*** Extracted material Section Begins ***

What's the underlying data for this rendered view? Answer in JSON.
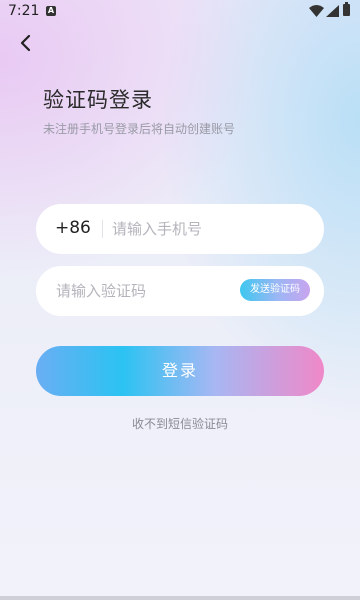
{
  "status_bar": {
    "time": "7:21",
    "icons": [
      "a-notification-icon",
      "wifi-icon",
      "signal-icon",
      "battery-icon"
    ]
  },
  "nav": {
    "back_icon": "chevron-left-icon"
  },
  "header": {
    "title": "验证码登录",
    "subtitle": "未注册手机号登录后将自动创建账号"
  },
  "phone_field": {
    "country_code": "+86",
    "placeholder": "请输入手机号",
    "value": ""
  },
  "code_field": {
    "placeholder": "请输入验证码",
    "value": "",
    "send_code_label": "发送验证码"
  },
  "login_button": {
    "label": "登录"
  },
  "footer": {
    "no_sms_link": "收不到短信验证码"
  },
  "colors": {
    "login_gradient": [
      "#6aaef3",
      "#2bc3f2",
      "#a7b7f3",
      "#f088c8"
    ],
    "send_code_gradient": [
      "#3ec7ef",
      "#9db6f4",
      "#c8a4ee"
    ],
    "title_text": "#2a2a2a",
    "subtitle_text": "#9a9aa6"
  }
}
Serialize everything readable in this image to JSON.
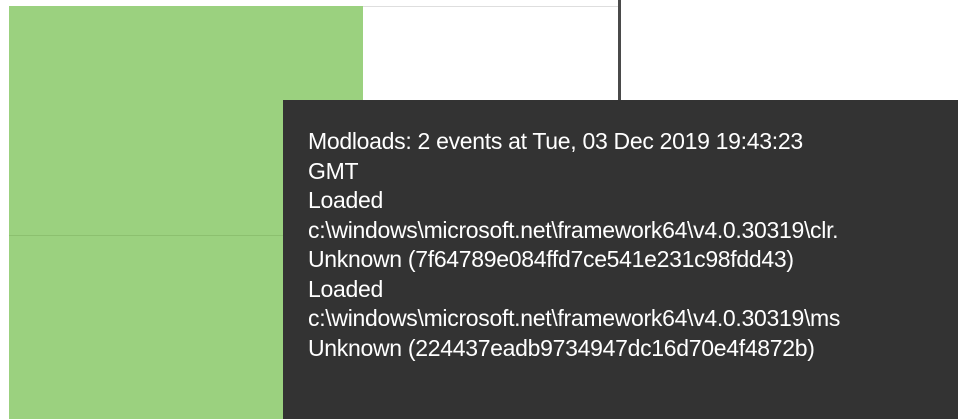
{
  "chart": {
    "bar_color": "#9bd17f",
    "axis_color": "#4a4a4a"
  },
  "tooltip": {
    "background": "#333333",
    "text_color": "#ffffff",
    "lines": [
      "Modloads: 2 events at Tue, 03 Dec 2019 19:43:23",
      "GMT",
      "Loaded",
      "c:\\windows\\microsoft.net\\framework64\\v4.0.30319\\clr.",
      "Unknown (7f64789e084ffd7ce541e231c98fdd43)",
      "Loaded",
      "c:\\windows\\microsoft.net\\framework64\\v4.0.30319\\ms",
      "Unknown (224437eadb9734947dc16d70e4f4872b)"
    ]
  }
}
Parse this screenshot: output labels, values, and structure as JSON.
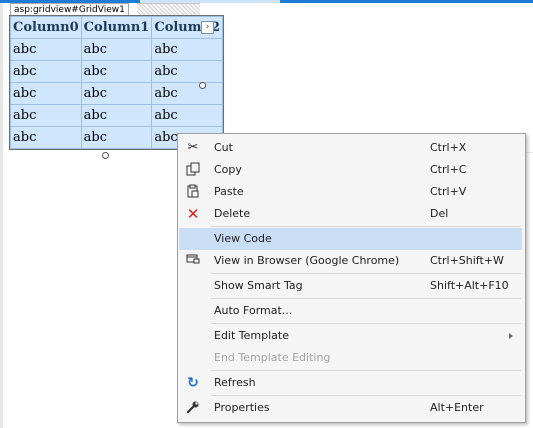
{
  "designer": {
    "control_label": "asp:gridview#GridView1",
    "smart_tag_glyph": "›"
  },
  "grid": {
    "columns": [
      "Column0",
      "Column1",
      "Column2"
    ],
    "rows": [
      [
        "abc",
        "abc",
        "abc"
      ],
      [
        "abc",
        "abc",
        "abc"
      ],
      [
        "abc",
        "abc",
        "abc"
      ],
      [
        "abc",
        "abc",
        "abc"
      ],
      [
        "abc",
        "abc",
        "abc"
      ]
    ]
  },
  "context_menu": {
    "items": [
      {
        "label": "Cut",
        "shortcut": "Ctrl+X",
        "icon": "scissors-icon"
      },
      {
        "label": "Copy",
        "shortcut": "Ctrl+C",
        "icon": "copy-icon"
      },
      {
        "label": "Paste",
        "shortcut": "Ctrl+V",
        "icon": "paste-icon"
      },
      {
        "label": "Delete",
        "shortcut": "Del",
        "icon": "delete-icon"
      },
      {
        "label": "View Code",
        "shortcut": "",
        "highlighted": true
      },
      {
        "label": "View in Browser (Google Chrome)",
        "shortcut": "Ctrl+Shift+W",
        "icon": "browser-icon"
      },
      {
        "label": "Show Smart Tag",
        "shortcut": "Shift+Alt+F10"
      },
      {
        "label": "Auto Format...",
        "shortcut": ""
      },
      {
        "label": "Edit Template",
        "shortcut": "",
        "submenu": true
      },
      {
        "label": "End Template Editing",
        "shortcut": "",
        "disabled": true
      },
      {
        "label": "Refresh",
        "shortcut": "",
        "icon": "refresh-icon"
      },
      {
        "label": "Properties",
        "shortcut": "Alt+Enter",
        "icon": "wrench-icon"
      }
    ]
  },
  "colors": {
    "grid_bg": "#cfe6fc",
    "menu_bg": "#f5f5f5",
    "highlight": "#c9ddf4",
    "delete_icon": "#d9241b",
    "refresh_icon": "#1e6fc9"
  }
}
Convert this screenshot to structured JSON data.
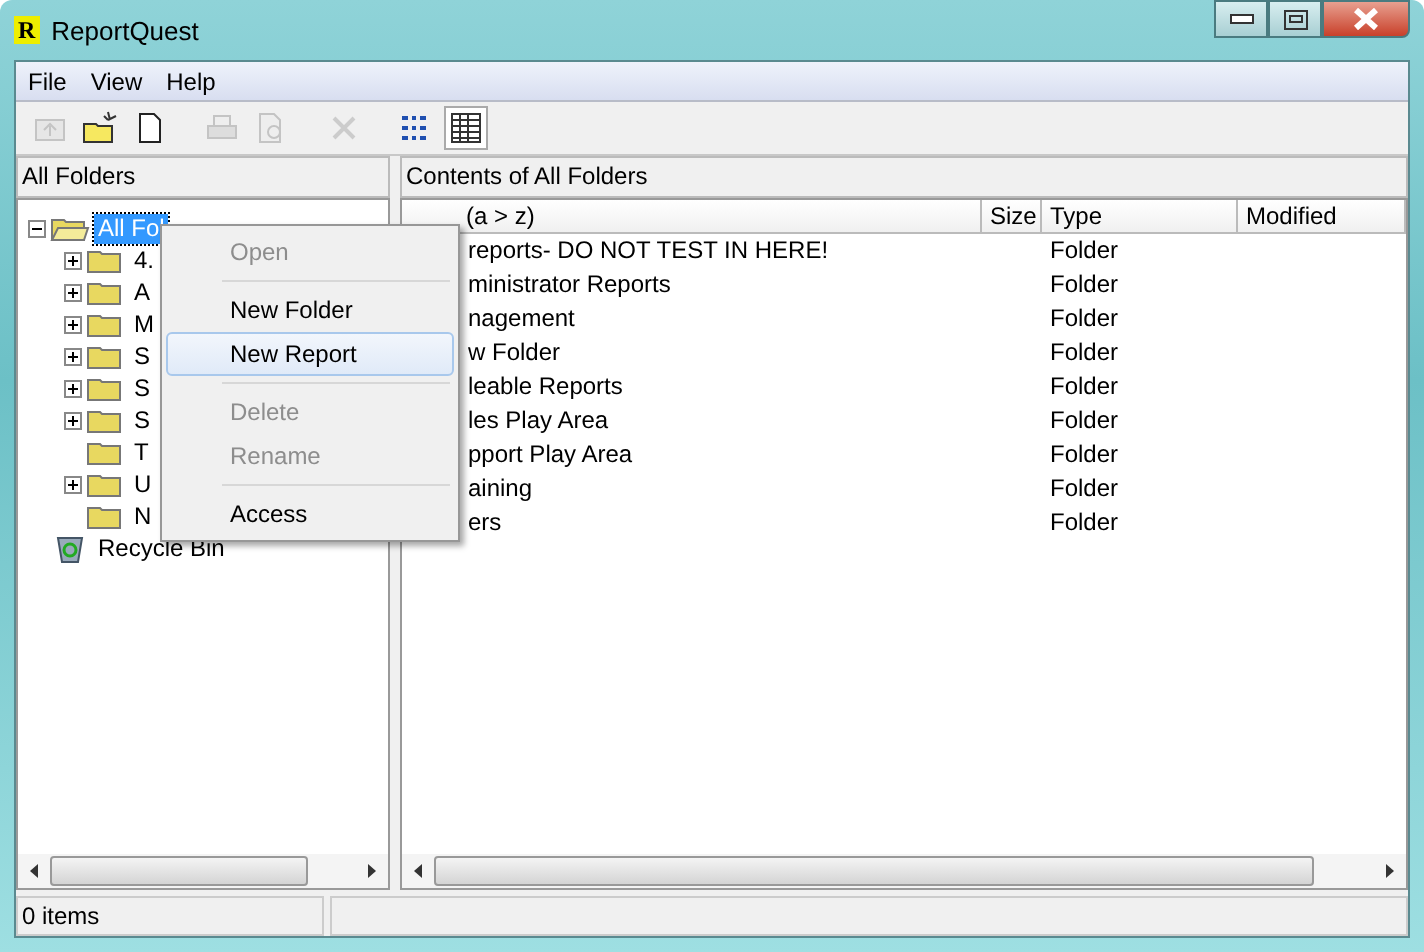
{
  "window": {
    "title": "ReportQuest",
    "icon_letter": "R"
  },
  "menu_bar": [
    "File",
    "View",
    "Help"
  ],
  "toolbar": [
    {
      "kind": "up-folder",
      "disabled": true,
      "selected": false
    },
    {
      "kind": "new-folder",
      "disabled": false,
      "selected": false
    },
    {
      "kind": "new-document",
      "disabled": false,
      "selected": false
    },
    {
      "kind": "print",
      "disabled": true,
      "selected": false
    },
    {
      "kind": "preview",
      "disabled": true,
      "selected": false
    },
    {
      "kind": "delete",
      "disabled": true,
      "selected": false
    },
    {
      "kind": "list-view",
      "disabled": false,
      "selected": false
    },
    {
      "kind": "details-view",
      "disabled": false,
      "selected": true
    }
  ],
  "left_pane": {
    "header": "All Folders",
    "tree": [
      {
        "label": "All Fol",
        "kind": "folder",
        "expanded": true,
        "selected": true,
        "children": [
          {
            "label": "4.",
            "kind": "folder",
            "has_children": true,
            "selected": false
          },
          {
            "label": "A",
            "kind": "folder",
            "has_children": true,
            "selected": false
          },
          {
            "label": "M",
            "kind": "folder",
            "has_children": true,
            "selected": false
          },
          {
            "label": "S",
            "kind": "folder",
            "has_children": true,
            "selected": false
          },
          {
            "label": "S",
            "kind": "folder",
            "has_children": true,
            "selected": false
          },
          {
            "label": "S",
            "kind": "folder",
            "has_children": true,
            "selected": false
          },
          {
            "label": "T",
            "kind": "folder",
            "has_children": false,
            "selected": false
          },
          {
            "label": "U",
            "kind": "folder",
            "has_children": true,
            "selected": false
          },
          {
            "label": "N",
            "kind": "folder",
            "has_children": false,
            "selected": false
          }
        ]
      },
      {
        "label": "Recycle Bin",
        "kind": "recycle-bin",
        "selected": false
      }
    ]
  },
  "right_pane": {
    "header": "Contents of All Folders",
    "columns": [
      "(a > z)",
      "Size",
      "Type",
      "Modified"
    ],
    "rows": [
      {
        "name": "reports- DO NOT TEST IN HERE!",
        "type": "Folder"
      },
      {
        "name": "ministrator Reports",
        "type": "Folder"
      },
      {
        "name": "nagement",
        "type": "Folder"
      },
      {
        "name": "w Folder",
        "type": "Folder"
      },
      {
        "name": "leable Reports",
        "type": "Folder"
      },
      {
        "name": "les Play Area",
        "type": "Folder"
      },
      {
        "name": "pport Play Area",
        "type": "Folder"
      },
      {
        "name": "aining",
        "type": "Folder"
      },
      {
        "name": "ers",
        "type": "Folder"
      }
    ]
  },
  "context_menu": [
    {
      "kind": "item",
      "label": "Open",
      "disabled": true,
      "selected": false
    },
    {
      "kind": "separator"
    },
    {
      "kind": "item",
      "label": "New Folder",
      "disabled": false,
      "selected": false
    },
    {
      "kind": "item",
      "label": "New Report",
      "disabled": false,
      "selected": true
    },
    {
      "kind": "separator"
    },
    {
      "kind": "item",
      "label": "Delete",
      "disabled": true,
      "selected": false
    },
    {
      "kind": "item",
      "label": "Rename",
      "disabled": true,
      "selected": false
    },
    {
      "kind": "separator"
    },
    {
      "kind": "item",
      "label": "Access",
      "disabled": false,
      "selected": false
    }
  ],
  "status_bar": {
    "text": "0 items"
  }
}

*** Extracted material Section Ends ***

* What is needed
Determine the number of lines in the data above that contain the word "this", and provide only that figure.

* Response
4